A LIPA executive met with hundreds of Rockaway customers over the weekend and came under fire when he told them they would need to hire a licensed electrician to inspect their homes before the power could be restored, and to just go online and print the necessary forms.
Go online and print the forms? That’s impossible when you have no power for your computer or printer.
Reporter's Note: President Obama and Mitt Romney shared the rare distinction of competing in the first presidential campaign in which neither candidate was a veteran. Neither am I. And yet I am sure the respect for veterans is something a great many Americans share, no matter their personal experience.
Dear Mr. President,
Veterans Day always sneaks up on me. I can’t entirely say why, since I am invariably involved in some sort of project about the holiday. You would think that would be reminder enough, and yet that is not the case. The occasion usually slips my mind until I find myself scanning TV schedules and noticing that a lot of war movies are coming up, and then it hits me.
That, of course, does not change the day’s impact on me. Truth be told, I find it one of the most meaningful holidays in the whole course of the year.
I’m pretty sure I’ve told you before that I grew up in a military family. My father was in the Air Force for many years and served in Korea. My father-in-law was a Navy pilot. My brother did a stint with the Air Force. I had a beloved uncle on my mother’s side who was wounded in World War II, and another on my father’s side who served in Vietnam, and there are plenty of others. I recently learned that one very old uncle whom I knew when I was a child (he has passed away since) was a World War I veteran. Imagine.
Although there are more than 22-million veterans living among us today, the percentage of Americans who can claim that honor is considerably smaller than it once was. And yet the respect we owe to their service remains unchanged.
This past week, I was at Arlington National Cemetery to tape some material for a Veterans Day special that aired over the weekend. I was in the area in which many of our troops are buried who was lost in Iraq and Afghanistan. It was a sobering experience. The tidy rows of stones, some with small tokens left by families and friends were at once heartbreaking and inspiring. Heartbreaking because, of course, it is always sad to see young lives lost; inspiring, because they did it for us.
And I suppose that is how it always is with our veterans, both those who made it home safe and sound, and those who did not. Whether we agree with the wars our government chooses or not, these fellow citizens of ours did their duty for us. They stood guard. They engaged our enemies. They carried our flag.

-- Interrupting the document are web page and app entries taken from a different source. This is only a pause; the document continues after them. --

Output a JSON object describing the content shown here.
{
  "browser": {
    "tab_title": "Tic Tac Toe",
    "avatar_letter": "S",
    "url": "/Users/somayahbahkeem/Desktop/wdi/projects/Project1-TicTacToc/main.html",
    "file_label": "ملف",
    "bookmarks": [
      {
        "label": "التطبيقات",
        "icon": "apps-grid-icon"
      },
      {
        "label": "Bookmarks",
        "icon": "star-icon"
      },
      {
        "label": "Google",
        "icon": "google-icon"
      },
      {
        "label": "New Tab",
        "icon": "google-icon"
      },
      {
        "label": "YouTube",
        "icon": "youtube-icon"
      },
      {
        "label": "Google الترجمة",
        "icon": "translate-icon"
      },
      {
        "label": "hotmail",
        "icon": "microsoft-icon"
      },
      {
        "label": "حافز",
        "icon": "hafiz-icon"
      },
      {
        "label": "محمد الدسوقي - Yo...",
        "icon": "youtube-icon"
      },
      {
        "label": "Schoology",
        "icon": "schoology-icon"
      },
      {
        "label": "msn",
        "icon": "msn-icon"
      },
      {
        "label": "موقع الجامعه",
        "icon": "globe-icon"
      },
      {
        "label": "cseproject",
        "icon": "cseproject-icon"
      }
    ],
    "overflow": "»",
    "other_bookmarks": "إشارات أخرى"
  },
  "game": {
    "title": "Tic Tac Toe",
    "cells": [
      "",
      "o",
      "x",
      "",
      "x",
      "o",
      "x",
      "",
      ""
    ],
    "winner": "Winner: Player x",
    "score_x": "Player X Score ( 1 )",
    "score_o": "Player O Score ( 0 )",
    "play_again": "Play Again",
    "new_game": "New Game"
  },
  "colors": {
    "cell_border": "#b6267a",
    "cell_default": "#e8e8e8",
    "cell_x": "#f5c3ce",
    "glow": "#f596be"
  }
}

Every year my wife makes a point to reach out to some veteran she knows to say, “Thanks for your service.” It is a simple and yet wonderful gesture. And in my experience, it is one that veterans appreciate as much as the medals and parades.
Anyway, I did not want the day to get away without wishing them and their families our best. They deserve our perpetual thanks, and so much more.
More than 2 million U.S. troops have been deployed to Iraq and Afghanistan since October 2001, and it has been estimated that one in five of those veterans are likely to be afflictedby post-traumatic stress disorder or major depression.
Mary Cortani is working to help some of them enjoy life again.
Through her nonprofit, Operation Freedom Paws, Cortani helps veterans train their own service dogs in northern California. She often helps match veterans with dogs from shelters or rescue groups.
CNN asked Cortani for her thoughts on being chosen as one of the top 10 CNN Heroes of 2012.
CNN: What do you hope this recognition will mean to Operation Freedom Paws?
Mary Cortani: Since June, I have received emails and phone calls from all over the country asking for information on how to get service dogs for veterans. Some requests are coming from the veterans themselves, but most are coming from family members watching their loved ones struggle with PTSD, traumatic brain injuries and mobility issues.
It's heartbreaking to learn about what these veterans and their families are going through, and even harder to hear their stories and know Operation Freedom Paws could help more of them if we had additional resources.